Figure #11.5  Arnold Breman PACT executive director showing progress on construction of Ruth Eckerd Hall pointing to where the future stage and orchestra pit will be,

The 1981-1982 PACT organizational chart for “salaried personnel” was approved. My title was Administrator/Finance Officer and I was a salaried part-time employee; it was the best of both worlds.


Figure #11.6 Summary description of PACT, Organization and Programs

A fitting milestone was obtained on December 22, 1981 when we, PACT; agreed on the building loan. A “consortium” of local lending institutions providing permanent financing for PACT, closed on a 25 year mortgage loan in the amount of $5.5 million bearing interest at 11% annum (**see appendices). The permanent loan will enable PACT to move ahead with the building construction and opening that 72,000 square foot Performing Arts Center facility on McMullen Booth Road that has been designed by the Frank Lloyd Wright Foundation. (More of this historic event to be elaborated on).

A short time after embarking on my new career, Arnold had scheduled a business trip to New York’s entertainment district, where he was involved in the process of setting up the star-studded performers that would weave itself in the boards of the theater under construction.

Arnold said, “Joe won’t need you while I’m in New York, setting up a schedule.” I said, Arnold “I have a lot of things I can work on.” But he still thought I didn’t have to come in. I said to myself – “there’s work that has to be done,” and I rationalized that I could report in for duty, and not submit a time card.” This was “gutsy”, but something you can do when you’re retired. I was in the day Arnold left on his two–week business trip.

And so ends the first of four parts dealing with the Ruth Eckerd Hall Achievement. Yes, the budget was completed in fine fashion and resulted in a “salary increase,” of sorts.



Copyright © 2016               William Sefekar

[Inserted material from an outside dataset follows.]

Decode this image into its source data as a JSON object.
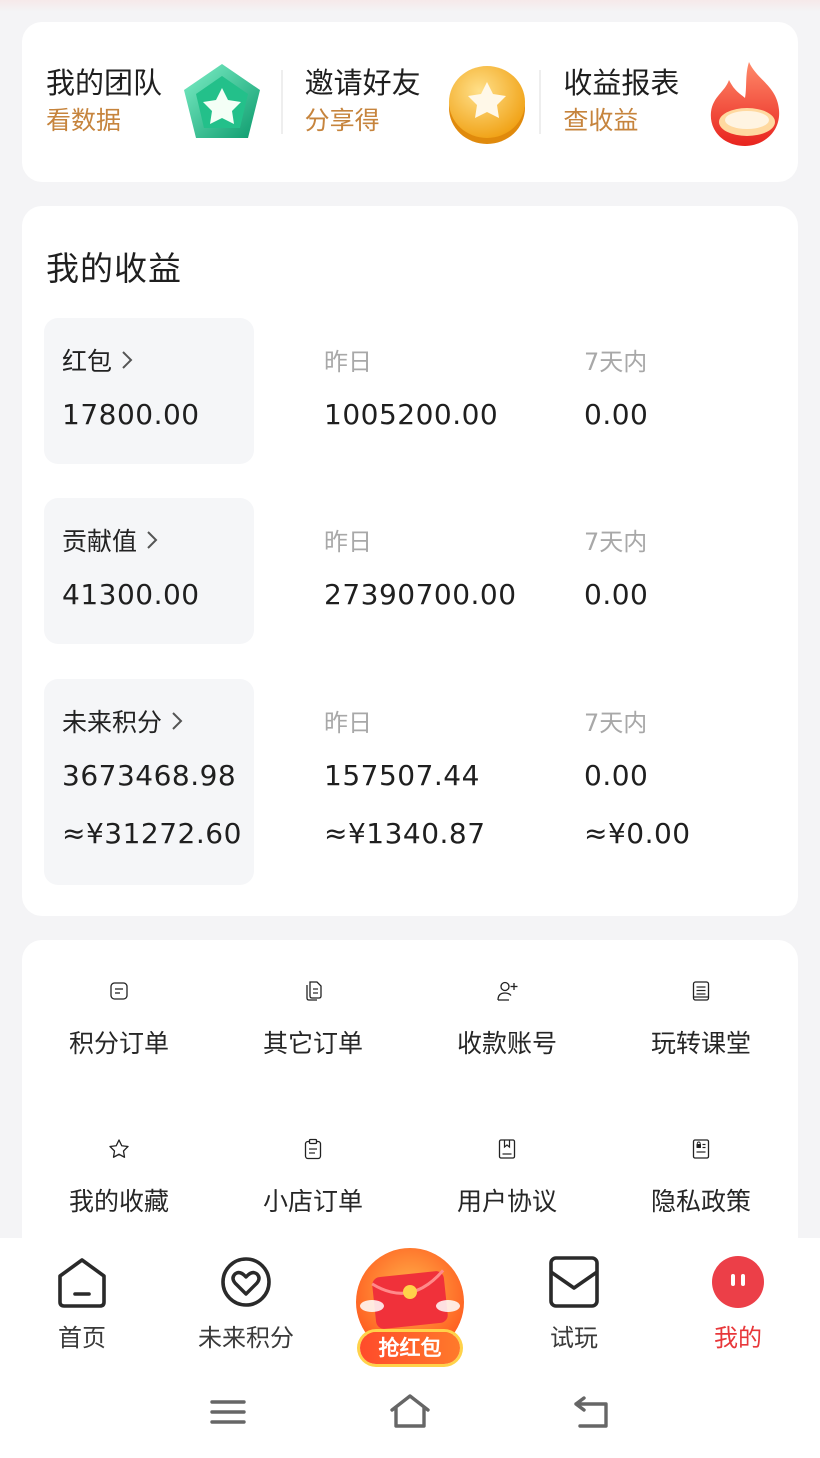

** Material will appear in book.

We are always interested in hearing comments and suggestions about how the blog could be better. Sound off below with your ideas.